Around this time my wife, Linda, came home complaining about some branding problem she was having at work. Linda co-founded and runs an organization called Endeavor that supports high-impact entrepreneurs around the world. For years, she worked with branding gurus on Madison Avenue who help the organization identify its central mission and core values. It was a powerful, even emotional, process for everyone.

That's when it hit me: What if we tried something similar with our family? What if we tried to create our own brand, so to speak? Linda pointed out that brands have an external purpose families don't exactly have. We weren't selling running shoes, after all. But brands also have an internal purpose.

Before setting out, I called Jim Collins, author of the mega-bestseller Good to Great.
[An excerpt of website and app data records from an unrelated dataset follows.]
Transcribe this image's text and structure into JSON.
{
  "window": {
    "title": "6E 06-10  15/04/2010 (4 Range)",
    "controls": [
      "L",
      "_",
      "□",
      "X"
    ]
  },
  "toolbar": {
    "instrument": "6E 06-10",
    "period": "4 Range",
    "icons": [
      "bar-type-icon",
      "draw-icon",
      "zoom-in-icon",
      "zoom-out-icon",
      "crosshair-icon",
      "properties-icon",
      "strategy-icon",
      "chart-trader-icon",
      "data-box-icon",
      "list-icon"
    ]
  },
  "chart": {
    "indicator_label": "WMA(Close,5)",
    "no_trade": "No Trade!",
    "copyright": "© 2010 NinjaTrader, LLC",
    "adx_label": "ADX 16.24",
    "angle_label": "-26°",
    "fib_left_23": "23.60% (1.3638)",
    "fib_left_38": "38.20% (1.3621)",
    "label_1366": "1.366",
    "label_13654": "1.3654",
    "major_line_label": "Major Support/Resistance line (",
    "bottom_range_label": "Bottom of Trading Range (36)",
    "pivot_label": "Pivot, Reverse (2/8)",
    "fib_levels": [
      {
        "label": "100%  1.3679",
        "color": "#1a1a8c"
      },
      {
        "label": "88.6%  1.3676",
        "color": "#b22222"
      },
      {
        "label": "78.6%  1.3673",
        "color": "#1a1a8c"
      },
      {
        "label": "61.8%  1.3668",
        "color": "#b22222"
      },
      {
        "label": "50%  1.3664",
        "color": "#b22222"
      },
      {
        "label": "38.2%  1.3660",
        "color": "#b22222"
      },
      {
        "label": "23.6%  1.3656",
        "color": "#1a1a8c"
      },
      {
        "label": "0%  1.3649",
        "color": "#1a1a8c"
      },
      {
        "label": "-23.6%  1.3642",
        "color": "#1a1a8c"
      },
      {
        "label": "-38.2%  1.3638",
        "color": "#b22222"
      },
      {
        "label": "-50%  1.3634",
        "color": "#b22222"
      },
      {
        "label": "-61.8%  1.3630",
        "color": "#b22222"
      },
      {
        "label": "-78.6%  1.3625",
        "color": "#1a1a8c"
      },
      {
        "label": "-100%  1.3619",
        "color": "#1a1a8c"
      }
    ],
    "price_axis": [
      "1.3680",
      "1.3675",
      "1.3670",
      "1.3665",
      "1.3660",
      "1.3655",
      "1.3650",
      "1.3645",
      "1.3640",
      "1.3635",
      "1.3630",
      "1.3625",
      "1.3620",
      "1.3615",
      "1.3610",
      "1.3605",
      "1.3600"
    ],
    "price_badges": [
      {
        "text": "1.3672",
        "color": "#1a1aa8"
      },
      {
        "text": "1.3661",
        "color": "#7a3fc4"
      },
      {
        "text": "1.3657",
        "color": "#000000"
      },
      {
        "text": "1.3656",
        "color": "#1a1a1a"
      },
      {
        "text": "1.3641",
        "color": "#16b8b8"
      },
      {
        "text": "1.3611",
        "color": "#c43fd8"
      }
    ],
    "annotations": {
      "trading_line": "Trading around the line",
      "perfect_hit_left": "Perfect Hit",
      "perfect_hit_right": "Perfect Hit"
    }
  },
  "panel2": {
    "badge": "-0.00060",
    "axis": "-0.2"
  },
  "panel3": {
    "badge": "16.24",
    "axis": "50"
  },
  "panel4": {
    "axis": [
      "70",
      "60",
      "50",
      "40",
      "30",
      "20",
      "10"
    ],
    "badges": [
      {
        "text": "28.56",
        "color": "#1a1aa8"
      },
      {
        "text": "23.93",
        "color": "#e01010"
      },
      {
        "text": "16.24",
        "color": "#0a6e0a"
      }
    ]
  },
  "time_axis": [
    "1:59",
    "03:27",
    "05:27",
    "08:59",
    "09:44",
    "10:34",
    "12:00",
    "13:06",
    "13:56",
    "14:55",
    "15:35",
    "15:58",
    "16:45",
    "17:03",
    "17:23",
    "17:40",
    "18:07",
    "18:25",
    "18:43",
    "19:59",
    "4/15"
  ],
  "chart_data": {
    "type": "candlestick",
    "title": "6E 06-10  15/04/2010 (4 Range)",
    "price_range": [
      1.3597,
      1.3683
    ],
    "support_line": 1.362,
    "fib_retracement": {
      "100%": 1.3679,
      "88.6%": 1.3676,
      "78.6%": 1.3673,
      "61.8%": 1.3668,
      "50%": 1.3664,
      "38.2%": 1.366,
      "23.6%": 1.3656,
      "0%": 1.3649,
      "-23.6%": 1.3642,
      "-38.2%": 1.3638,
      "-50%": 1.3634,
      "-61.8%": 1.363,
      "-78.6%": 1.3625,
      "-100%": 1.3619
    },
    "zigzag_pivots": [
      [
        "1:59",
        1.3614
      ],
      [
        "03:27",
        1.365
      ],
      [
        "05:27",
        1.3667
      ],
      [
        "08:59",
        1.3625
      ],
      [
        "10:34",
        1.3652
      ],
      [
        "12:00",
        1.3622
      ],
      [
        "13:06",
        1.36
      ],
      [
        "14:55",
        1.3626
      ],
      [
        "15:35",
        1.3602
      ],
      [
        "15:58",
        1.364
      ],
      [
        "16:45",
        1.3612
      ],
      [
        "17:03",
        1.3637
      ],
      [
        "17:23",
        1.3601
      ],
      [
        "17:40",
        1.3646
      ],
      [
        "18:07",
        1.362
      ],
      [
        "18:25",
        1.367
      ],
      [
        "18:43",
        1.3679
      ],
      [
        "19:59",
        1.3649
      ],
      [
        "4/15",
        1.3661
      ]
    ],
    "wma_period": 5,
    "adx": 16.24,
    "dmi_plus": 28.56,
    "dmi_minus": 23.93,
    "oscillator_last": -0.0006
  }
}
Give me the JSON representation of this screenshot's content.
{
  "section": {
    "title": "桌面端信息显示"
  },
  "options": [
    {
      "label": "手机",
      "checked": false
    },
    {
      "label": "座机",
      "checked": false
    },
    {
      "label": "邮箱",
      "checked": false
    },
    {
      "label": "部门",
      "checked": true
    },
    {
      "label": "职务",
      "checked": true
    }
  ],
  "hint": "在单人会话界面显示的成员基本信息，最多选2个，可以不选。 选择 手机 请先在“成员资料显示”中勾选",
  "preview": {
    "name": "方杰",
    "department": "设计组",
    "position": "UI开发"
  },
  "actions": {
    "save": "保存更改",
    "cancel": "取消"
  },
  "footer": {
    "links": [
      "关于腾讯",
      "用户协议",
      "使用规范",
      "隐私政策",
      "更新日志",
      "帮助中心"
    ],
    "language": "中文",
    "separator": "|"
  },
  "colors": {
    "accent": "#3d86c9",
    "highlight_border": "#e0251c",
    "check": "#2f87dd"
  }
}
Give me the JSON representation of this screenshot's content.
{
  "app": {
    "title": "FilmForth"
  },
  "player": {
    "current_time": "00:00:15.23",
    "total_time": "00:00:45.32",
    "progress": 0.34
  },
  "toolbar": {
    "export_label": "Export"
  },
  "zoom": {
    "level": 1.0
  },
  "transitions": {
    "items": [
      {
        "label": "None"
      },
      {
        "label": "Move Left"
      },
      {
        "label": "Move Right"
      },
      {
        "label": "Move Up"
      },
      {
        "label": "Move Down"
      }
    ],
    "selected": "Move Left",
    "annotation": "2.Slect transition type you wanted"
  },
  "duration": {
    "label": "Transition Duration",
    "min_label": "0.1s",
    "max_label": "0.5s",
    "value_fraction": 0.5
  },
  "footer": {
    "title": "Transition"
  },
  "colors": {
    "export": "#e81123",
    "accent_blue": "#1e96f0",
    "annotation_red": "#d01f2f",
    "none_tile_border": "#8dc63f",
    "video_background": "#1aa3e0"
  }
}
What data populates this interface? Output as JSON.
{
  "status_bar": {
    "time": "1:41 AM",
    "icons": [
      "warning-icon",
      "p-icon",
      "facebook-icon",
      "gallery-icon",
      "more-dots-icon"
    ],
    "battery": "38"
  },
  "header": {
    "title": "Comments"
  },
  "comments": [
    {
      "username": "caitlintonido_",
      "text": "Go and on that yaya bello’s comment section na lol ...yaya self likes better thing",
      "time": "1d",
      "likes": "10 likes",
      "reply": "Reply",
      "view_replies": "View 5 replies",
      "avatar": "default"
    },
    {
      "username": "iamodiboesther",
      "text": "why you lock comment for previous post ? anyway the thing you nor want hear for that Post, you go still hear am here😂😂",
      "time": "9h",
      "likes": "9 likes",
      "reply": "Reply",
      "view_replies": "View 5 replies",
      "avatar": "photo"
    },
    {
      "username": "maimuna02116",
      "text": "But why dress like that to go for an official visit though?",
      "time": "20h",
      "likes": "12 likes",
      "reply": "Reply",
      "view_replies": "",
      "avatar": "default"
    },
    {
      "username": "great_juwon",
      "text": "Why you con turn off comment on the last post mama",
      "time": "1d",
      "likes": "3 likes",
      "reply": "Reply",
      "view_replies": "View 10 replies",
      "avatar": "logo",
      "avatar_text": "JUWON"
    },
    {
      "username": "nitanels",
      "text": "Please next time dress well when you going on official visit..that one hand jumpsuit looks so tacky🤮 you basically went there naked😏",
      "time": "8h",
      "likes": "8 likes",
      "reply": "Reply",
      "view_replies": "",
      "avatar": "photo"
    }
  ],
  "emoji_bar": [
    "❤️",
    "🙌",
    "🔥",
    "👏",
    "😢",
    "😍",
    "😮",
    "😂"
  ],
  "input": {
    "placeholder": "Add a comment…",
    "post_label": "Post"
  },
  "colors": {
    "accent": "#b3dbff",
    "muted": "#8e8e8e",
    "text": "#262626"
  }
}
All successful human organizations have a duality to them, Collins told me. They "preserve the core while stimulating progress." A family mission statement is a great way to define what's bedrock to your family, he said.

Collins coached us through the process. We started with the family equivalent of a corporate retreat, a pajama party with our daughters. I made popcorn. My wife brought a flipchart. I had assembled a list of 80 values, from agility to zest, taken from books about psychology, management, and education. We discussed which ones applied to us. Discipline is great, but a core family value? "Question authority"? We might come to regret that.

Then we asked a series of questions. What words best describe our family? What are our strengths as a family? What would you like others to say about our family?

Finally we voted on a single statement (taken from a remark I made when they were born): "May our first word be adventure and our last word love." Finally we added a series of ten statements: "We are travelers not tourists;" "We don't like dilemmas; we like solutions."

So what had we created? First, a clear ideal. A central finding of recent research into families is that parents should spend less time worrying about what they do wrong and more time focusing on what they do right. The family mission statement is a simple way to articulate what your family does right.

Second, a visual identity. Some people paint their family mission statement on the wall, but my wife drew the line at that. Instead we had it printed up, and it now hangs in our dining room. Again, research reinforces this notion. Laura King, of the University of Missouri-Columbia, asked subjects to spend a few minutes every day writing a description of their "best possible selves." The experience dramatically boosted their optimism, even more than expressing gratitude. Creating a family identity is the collective equivalent of imagining your best possible self. It forces you to conceive, construct, then place in a public place a written ideal of what you want your family to be.

Finally, a touchstone. A few weeks later, one of our daughters got into a spat with a classmate. We didn't know what to do, so we called her into my office. Our family mission statement was on the wall. My wife asked her if any of it seemed to apply. "We bring people together?" she said. Suddenly we had a way into the conversation.

Parents need to look for new ideas wherever we can find them. As Jim Collins told me, the more any organization knows about itself, the better it's able to deal with life. "And one thing we know about life," he continued, "is it's going to hit you in random and unexpected ways." If you don't have your own frame, he said, you'll be whipsawed by life. If you do, you're more likely to succeed.

This piece is adapted from The Secrets of Happy Families: Improve Your Mornings, Rethink Family Dinner, Fight Smarter, Go Out and Play, and Much More by Bruce Feiler.